- _To do_
Determine how many lines in the records include "Beth". Write the number and nothing more.

App and web page records
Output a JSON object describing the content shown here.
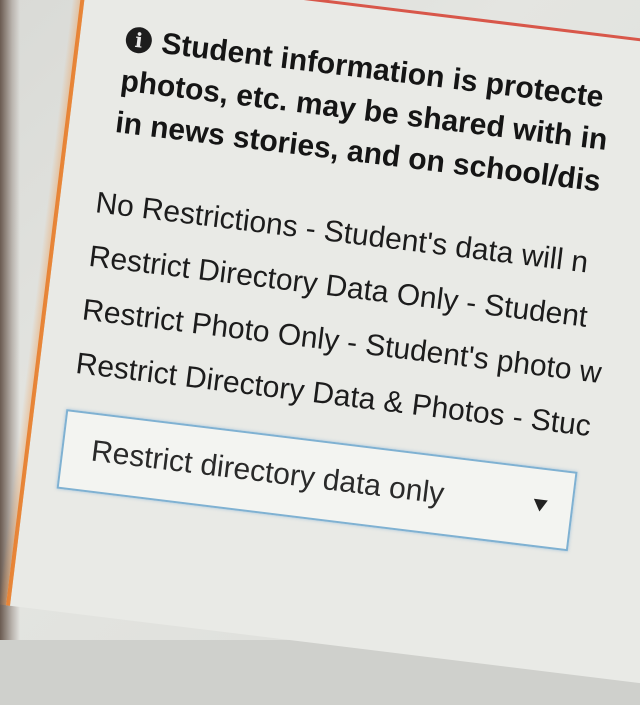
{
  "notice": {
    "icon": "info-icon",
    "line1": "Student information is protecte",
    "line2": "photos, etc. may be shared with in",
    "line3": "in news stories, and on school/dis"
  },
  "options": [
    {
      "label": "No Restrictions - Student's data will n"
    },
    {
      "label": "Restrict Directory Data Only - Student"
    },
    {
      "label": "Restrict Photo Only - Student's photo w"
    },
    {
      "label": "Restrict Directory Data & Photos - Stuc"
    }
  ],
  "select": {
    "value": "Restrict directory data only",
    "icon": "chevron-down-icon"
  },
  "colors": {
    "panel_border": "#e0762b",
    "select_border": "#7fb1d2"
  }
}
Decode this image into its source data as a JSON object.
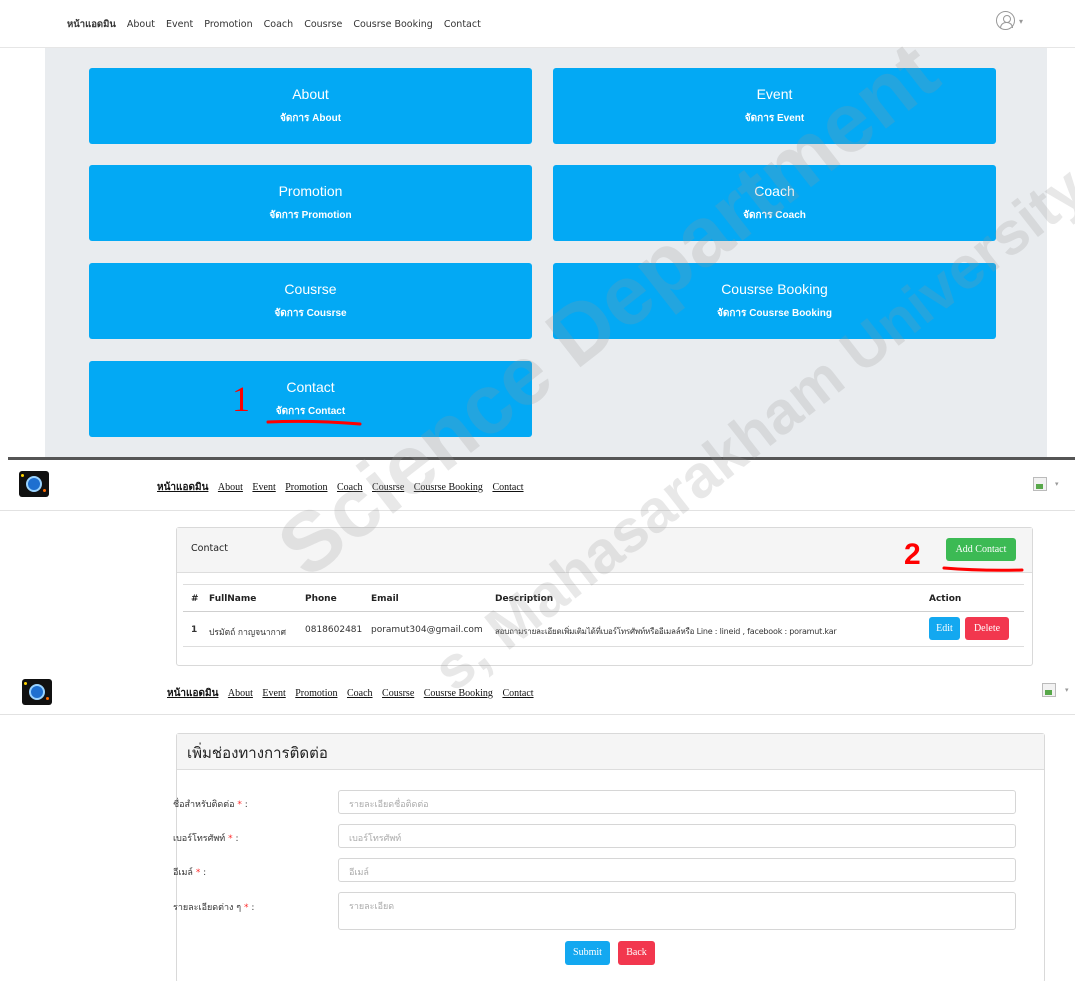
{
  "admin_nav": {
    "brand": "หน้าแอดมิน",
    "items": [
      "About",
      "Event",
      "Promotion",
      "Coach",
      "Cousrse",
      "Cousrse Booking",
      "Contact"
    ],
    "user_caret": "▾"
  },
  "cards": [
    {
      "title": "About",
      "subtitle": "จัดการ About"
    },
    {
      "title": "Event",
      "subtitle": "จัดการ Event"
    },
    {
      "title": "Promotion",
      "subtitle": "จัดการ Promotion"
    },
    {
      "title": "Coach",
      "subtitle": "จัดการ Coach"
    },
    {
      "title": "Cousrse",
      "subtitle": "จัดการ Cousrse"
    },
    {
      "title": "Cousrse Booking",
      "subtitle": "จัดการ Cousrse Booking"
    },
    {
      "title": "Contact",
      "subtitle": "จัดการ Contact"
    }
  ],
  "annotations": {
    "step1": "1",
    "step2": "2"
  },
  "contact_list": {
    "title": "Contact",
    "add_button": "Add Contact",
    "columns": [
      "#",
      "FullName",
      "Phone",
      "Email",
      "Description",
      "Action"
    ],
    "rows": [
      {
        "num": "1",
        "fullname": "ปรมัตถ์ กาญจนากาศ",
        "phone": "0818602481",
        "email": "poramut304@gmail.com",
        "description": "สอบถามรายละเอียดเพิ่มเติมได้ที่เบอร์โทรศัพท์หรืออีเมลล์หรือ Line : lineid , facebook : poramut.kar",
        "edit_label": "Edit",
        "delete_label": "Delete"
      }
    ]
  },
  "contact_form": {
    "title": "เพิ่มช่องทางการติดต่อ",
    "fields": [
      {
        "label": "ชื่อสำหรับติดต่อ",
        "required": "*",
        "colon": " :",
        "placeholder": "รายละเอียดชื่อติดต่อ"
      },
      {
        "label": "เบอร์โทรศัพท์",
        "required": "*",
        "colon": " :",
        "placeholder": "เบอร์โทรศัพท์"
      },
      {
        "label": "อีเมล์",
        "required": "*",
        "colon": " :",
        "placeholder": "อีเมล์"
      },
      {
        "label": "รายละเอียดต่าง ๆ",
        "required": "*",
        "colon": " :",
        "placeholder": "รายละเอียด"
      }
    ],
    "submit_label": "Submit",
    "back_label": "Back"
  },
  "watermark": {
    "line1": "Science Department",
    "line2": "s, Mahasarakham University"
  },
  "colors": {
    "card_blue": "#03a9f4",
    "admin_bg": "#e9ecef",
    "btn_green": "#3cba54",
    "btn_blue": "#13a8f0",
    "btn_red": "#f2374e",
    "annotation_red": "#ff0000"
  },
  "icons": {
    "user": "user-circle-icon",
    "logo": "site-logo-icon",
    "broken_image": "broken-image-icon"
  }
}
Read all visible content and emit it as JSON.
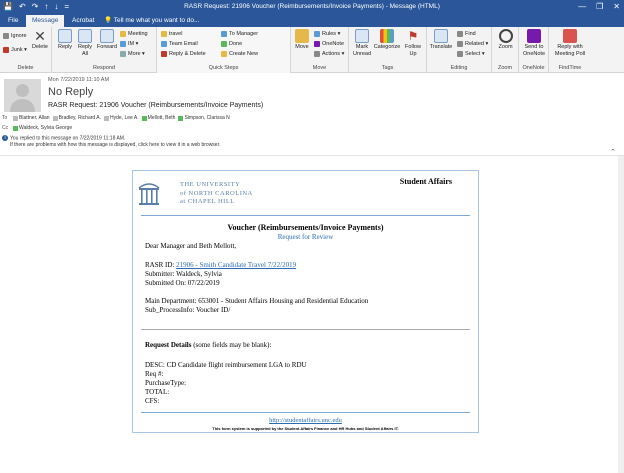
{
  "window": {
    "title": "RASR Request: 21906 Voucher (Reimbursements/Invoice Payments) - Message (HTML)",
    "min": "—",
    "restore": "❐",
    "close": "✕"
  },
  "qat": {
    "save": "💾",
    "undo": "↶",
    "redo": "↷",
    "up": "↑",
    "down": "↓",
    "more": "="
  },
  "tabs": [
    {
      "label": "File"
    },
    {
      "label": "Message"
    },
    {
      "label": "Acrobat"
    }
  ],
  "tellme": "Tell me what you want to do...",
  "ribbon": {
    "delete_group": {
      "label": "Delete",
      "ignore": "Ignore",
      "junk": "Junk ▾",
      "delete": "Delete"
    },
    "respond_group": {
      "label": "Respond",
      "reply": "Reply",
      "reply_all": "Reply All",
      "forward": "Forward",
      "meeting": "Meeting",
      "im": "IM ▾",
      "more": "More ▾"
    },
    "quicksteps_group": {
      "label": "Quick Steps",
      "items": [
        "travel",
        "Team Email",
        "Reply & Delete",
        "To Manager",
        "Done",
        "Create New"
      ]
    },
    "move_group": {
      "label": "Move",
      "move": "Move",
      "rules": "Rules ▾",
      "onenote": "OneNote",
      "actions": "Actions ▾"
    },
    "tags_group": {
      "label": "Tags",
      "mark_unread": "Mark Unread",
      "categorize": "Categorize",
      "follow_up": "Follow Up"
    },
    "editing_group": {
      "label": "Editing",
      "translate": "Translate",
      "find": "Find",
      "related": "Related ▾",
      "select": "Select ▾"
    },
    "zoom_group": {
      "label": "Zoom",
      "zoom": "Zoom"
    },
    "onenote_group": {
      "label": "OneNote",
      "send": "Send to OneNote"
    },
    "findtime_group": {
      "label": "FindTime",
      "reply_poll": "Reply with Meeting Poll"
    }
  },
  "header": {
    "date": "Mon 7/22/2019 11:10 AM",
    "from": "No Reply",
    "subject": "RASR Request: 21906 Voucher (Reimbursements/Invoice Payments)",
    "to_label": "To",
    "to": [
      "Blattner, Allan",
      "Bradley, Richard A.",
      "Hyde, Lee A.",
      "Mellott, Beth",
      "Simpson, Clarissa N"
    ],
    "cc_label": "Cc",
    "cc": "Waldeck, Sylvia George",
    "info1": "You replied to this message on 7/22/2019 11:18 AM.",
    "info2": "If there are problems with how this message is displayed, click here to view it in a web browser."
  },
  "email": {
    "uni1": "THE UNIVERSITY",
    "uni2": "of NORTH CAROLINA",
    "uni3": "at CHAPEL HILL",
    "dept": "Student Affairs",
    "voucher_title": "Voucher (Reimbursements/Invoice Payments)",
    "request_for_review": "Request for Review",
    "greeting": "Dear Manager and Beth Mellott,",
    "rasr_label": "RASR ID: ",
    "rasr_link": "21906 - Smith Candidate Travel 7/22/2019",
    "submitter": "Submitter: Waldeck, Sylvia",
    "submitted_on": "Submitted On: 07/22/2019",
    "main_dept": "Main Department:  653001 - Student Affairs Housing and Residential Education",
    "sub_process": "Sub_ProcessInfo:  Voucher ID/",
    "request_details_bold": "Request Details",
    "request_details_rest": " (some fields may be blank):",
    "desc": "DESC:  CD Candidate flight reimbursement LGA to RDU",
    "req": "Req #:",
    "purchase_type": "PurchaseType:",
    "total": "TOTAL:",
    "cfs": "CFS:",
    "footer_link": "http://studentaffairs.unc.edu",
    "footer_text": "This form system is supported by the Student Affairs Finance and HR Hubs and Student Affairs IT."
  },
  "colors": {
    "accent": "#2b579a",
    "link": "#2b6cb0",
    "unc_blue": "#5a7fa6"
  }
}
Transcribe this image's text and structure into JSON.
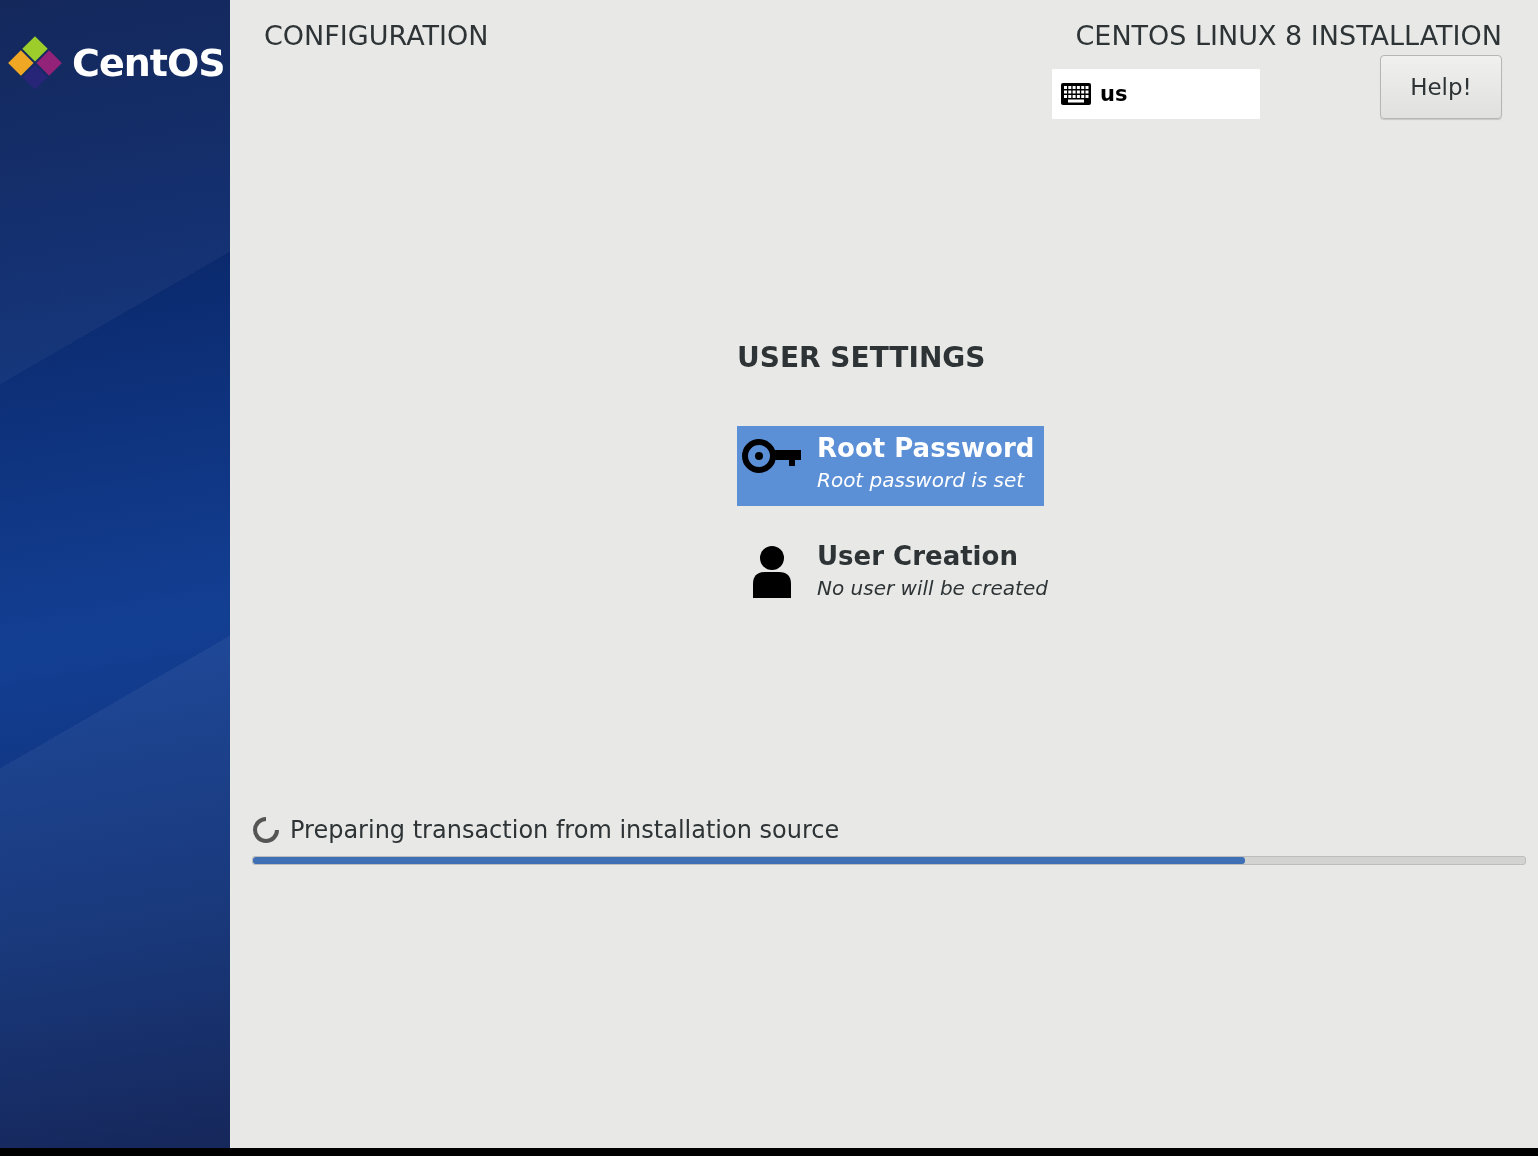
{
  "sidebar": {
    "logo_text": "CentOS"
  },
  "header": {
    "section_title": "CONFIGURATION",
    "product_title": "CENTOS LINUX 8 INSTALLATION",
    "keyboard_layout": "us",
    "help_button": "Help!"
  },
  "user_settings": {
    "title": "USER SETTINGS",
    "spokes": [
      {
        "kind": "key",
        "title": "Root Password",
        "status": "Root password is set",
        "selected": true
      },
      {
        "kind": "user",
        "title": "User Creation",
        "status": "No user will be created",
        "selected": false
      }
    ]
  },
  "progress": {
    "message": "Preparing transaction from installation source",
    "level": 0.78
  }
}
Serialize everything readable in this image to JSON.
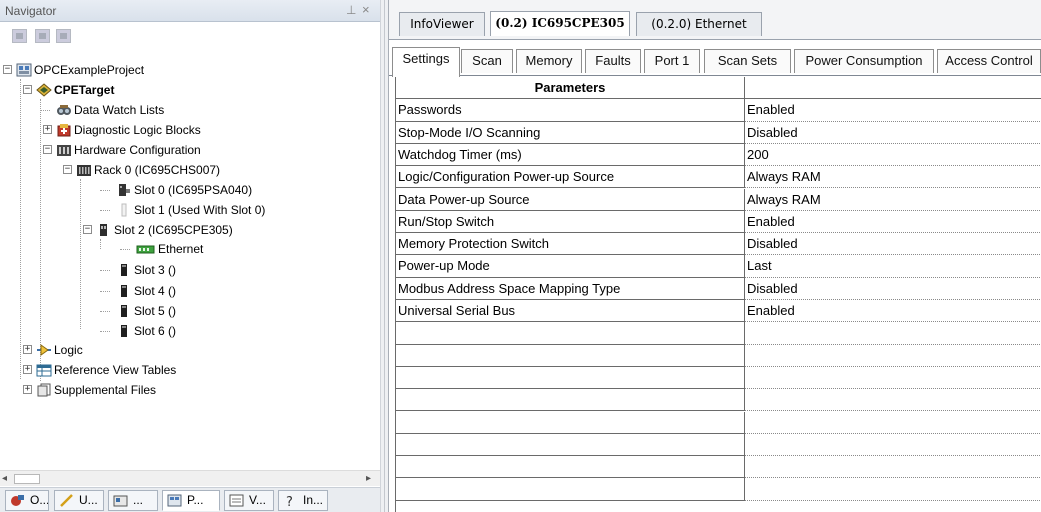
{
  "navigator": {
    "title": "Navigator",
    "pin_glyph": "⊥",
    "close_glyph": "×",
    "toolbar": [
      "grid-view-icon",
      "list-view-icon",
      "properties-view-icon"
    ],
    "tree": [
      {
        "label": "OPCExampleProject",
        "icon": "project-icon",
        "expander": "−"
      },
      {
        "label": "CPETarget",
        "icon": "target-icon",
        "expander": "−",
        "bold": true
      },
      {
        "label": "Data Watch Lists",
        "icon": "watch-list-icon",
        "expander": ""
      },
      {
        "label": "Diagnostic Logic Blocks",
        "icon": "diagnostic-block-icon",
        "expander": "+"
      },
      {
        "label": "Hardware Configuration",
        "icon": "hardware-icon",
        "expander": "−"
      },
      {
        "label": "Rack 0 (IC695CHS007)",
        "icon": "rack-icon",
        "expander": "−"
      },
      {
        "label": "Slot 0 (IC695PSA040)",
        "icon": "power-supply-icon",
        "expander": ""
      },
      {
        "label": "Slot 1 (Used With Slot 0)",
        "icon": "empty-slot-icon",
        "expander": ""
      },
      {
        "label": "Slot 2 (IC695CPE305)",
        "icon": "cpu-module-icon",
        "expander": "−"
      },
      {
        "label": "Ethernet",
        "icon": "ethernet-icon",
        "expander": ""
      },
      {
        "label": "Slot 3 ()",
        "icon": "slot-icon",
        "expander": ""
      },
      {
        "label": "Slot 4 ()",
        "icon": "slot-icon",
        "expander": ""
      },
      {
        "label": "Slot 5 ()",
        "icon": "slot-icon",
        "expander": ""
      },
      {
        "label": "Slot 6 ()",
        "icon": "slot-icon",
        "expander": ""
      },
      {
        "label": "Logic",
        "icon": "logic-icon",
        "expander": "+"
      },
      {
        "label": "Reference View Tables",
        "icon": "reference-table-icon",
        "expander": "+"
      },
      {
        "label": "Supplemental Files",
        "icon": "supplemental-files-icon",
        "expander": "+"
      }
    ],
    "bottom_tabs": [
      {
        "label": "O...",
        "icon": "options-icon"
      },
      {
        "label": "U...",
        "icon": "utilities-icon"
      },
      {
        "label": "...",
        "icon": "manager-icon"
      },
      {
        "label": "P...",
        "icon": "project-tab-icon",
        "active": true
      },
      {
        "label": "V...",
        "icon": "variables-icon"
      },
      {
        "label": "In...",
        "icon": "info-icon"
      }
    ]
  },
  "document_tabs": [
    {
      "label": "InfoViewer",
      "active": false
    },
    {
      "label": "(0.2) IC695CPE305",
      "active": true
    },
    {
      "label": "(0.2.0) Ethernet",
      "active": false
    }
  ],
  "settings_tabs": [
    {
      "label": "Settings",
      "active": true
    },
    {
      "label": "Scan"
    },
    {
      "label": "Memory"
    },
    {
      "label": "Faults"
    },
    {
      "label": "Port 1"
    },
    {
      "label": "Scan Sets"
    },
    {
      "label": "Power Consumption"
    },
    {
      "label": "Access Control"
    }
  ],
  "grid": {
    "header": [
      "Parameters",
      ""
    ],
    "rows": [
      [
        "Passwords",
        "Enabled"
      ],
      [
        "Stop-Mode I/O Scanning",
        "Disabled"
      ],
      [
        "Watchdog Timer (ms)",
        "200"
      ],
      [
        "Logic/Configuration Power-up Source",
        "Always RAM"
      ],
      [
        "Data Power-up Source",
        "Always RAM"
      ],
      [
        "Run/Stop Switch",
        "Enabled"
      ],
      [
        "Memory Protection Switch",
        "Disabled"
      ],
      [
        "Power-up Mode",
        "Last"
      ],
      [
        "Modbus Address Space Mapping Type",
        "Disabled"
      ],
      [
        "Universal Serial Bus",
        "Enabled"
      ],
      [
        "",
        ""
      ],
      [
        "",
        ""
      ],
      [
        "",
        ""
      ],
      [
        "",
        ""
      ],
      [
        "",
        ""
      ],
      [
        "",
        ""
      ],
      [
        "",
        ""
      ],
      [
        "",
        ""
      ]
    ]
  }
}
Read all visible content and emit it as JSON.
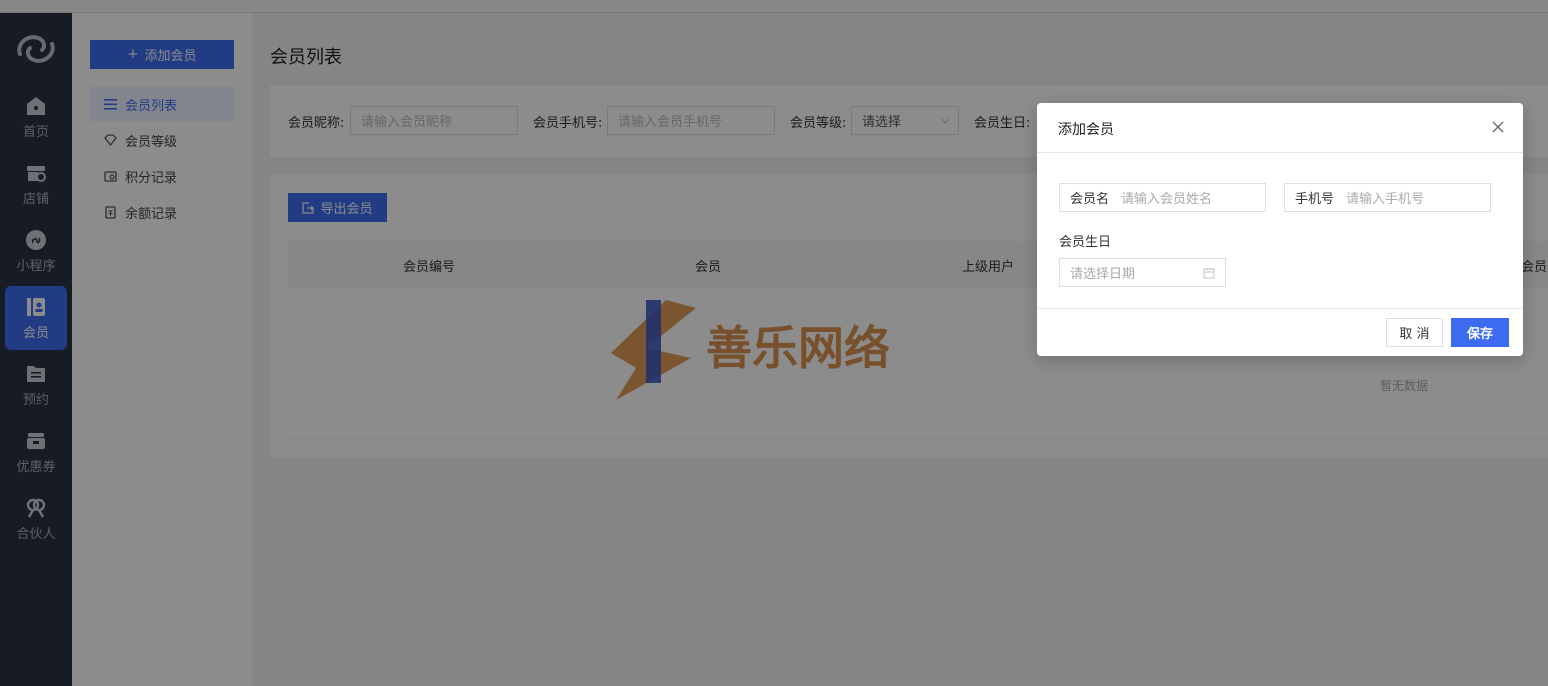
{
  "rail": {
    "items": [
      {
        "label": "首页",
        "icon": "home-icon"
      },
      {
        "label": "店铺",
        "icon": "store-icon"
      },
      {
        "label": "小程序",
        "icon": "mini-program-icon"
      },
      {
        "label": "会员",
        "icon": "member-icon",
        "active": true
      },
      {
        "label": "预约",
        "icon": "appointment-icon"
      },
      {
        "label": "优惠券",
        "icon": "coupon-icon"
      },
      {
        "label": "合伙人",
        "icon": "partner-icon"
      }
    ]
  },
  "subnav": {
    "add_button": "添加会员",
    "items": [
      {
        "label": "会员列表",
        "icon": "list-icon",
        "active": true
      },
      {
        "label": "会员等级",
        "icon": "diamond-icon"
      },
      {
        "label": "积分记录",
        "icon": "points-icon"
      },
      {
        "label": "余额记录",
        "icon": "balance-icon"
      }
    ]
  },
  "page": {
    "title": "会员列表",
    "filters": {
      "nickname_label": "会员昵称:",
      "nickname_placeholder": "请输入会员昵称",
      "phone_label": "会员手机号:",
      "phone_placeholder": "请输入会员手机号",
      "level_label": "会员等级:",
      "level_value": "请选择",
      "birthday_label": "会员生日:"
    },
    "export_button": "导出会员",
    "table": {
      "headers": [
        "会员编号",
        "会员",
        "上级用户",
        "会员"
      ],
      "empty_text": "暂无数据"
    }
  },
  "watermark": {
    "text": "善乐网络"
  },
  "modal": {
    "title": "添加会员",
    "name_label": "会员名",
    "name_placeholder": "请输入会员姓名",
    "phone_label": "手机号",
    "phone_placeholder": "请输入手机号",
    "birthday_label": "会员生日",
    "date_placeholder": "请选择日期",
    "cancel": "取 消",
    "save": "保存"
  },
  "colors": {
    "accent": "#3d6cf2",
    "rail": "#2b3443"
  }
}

- _Answer to the exercise_
2